REQUIRED WORK
Report back every line below that carries the word "title".

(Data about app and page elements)

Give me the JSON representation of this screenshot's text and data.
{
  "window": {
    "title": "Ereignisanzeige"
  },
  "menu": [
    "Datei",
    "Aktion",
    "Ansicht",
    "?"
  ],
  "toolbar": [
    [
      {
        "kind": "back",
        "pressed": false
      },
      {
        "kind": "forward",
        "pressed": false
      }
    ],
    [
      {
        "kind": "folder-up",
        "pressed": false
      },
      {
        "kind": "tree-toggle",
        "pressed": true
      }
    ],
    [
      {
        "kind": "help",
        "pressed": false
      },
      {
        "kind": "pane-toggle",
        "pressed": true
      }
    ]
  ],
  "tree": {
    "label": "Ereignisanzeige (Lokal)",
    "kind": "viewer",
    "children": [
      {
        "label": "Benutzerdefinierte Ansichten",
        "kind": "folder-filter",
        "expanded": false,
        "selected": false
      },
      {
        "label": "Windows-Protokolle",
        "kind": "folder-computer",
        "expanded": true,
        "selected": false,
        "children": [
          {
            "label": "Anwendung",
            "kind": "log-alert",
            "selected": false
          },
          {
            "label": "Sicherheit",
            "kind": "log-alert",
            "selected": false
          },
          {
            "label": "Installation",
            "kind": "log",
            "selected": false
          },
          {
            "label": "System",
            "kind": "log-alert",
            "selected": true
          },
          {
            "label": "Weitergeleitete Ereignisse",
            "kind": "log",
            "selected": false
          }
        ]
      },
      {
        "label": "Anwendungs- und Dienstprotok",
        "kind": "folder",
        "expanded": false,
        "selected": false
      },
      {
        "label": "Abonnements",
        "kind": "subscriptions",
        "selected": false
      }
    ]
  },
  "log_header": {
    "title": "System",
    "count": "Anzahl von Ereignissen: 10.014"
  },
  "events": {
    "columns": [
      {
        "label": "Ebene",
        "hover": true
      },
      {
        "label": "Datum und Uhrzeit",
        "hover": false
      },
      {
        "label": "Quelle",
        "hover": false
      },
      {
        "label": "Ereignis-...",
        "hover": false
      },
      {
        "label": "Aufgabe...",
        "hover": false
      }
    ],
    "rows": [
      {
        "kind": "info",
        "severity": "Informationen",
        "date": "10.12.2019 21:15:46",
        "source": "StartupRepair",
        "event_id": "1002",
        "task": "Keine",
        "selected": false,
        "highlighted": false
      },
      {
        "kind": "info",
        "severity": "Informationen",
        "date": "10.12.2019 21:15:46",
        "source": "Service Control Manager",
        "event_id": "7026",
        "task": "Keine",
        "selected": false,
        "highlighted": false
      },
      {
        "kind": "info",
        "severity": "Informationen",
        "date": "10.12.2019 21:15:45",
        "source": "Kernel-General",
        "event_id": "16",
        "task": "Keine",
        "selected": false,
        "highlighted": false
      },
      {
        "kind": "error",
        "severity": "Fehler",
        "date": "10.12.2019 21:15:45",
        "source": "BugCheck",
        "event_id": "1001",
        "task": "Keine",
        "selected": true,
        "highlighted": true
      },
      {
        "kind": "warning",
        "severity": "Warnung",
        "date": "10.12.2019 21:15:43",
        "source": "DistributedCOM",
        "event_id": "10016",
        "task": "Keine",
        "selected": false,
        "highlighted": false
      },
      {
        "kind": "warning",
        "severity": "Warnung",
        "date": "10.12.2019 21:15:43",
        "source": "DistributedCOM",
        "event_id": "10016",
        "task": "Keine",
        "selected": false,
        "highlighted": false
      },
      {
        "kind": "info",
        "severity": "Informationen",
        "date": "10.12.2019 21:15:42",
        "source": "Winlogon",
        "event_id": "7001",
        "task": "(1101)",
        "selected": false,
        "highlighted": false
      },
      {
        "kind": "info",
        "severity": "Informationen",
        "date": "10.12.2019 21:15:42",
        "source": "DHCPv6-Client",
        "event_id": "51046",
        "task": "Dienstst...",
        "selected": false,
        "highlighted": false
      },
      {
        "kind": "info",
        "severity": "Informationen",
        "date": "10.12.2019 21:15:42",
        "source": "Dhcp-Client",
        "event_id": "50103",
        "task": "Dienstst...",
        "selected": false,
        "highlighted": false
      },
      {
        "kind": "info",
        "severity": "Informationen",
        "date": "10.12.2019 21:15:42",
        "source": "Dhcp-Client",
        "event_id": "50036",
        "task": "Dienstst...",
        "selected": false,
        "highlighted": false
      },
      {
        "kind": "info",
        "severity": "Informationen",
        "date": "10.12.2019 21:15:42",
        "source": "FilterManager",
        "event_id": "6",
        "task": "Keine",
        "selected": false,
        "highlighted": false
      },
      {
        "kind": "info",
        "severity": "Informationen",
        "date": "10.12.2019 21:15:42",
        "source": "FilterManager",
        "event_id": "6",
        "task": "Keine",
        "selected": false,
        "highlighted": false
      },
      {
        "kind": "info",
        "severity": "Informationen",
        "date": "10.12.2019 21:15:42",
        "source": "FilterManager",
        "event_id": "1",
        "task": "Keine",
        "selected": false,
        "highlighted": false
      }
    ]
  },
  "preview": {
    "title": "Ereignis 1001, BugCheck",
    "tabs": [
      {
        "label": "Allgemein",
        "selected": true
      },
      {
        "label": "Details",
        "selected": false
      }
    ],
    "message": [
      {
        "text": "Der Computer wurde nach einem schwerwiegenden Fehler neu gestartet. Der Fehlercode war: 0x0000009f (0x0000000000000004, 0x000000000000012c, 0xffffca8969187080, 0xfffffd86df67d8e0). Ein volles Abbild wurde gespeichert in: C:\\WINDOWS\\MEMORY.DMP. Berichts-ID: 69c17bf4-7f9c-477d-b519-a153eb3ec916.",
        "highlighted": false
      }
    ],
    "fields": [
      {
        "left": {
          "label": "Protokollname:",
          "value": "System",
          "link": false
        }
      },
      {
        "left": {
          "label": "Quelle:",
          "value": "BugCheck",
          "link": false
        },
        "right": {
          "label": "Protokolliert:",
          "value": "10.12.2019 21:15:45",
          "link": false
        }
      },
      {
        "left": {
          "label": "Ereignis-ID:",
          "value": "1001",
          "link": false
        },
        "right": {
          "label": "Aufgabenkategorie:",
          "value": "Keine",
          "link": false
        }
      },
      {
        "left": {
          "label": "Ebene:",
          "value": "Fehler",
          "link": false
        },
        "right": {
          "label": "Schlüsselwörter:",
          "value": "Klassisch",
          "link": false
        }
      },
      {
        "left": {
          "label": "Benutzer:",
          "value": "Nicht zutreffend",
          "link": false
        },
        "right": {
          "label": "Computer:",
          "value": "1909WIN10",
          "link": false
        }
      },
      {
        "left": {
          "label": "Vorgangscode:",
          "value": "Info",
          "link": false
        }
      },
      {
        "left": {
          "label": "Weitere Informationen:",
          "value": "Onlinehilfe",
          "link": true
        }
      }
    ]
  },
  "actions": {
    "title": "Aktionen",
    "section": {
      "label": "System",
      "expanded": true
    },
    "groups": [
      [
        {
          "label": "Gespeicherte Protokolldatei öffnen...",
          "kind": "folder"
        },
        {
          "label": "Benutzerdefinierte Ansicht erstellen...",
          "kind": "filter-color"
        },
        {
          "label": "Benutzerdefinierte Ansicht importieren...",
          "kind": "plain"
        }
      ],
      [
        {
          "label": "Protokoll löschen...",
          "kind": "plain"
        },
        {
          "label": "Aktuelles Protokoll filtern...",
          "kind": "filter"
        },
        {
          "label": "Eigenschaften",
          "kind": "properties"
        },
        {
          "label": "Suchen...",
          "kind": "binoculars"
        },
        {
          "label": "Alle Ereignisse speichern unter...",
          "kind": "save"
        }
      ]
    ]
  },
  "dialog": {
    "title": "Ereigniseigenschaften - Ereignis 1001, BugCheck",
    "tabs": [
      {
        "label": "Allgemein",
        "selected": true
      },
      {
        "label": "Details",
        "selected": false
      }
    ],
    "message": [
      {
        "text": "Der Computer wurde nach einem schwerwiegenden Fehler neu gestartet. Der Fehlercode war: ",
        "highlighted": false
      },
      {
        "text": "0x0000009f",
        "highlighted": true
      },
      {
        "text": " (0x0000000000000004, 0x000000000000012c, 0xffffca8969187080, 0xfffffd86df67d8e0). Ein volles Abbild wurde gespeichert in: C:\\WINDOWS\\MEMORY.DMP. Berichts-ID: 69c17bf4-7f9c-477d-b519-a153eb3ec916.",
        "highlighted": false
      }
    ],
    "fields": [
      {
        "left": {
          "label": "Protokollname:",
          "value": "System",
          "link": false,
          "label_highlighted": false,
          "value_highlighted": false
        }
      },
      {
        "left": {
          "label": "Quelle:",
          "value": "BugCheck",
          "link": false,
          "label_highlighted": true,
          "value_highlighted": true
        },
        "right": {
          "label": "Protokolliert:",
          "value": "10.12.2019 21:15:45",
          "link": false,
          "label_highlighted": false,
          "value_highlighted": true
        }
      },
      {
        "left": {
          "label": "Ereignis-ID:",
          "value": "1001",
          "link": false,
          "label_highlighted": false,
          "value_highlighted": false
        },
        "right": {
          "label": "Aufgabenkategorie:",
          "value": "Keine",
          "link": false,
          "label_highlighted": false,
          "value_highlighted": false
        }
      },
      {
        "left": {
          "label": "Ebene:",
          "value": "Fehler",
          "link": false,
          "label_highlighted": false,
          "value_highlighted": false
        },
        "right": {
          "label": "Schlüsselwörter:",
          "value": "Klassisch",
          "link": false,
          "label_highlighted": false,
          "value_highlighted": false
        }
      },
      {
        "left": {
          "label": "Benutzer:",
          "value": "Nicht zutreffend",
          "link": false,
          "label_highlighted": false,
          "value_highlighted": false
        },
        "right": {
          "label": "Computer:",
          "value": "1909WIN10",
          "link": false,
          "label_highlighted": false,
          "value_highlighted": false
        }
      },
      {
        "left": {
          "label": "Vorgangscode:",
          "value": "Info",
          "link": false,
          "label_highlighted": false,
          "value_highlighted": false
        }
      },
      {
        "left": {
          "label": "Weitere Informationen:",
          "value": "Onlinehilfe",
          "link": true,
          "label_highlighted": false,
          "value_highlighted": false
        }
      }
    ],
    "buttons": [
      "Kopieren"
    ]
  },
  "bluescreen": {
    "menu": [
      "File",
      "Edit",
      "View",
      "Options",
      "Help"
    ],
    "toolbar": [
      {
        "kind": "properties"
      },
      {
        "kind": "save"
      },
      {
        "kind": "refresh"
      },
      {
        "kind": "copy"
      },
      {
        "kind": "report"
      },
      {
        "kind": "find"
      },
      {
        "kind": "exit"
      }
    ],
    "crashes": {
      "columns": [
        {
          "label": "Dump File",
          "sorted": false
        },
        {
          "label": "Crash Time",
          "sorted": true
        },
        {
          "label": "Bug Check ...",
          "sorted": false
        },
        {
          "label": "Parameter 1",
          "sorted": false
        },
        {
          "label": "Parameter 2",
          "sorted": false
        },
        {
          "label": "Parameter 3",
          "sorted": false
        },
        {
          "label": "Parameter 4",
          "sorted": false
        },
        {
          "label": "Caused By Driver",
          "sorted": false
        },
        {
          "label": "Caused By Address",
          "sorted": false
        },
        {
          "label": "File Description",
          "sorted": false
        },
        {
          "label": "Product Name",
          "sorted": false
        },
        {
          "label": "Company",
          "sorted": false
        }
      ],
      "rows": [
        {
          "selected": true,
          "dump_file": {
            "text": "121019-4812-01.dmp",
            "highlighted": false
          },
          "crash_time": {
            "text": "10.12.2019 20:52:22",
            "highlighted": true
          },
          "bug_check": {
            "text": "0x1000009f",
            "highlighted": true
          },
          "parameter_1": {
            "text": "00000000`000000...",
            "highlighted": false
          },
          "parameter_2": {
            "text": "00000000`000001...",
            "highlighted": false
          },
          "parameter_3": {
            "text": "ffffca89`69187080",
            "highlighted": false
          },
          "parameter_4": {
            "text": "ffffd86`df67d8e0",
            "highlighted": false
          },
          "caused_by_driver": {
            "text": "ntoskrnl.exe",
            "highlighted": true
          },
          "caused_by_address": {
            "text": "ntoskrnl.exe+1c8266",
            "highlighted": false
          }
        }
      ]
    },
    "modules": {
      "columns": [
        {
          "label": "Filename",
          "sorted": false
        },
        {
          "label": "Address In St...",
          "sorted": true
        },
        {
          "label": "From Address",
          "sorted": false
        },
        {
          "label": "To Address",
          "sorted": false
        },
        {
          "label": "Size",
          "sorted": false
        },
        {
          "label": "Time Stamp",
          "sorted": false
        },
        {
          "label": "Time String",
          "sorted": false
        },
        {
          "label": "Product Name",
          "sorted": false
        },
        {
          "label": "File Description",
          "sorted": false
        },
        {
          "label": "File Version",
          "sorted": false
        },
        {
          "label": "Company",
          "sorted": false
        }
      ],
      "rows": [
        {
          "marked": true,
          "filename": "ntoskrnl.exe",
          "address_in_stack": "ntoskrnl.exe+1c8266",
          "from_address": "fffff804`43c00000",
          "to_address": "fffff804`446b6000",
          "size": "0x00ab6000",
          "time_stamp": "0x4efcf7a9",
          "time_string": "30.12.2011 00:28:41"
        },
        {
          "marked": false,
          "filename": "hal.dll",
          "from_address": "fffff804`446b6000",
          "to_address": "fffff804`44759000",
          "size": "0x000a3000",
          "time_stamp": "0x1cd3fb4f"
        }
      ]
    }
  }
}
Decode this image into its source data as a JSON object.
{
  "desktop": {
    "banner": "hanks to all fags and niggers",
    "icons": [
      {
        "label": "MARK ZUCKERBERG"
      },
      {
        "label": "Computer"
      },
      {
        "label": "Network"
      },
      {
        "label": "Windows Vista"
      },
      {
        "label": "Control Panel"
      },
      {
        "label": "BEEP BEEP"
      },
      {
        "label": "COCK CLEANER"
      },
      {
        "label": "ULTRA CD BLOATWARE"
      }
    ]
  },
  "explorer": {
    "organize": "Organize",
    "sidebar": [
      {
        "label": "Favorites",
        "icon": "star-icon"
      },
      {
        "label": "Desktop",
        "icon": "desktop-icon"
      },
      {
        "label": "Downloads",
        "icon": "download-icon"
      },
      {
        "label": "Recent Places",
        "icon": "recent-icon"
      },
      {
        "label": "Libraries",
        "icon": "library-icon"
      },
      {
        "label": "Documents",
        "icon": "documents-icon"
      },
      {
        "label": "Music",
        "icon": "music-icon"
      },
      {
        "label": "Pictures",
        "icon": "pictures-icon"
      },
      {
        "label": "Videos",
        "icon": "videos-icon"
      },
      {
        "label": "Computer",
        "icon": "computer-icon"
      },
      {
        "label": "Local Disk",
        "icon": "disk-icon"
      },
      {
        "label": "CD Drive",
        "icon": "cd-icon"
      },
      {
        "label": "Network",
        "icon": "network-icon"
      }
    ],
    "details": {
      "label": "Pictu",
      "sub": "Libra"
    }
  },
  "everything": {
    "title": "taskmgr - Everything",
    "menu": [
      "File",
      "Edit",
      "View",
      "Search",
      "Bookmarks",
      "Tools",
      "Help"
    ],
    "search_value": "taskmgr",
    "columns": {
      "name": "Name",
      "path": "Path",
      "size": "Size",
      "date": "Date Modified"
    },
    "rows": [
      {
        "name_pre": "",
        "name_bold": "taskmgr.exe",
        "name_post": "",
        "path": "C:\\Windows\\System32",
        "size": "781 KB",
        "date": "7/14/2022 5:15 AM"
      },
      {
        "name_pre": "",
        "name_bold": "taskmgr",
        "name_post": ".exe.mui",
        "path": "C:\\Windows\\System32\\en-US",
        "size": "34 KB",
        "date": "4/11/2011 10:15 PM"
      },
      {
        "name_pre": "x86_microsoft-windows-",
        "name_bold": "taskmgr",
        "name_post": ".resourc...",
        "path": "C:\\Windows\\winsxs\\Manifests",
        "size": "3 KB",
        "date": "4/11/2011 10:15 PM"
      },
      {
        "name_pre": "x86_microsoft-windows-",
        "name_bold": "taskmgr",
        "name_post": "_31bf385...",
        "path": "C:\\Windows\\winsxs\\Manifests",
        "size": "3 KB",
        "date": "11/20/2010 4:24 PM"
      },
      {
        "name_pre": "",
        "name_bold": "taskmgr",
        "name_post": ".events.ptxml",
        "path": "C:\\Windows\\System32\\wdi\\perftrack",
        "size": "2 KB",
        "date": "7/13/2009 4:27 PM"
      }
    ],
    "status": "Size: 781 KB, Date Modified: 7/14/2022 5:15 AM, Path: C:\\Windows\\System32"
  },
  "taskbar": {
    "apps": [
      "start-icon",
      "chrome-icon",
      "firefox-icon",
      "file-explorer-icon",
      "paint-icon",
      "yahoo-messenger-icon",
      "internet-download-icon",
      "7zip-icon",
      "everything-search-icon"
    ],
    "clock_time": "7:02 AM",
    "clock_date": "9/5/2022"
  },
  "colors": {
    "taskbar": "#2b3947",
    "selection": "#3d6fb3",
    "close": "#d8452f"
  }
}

SOLUTION TO THIS PROBLEM
    "title": "Ereignisanzeige"
    "title": "System",
    "title": "Ereignis 1001, BugCheck",
    "title": "Aktionen",
    "title": "Ereigniseigenschaften - Ereignis 1001, BugCheck",
    "title": "taskmgr - Everything",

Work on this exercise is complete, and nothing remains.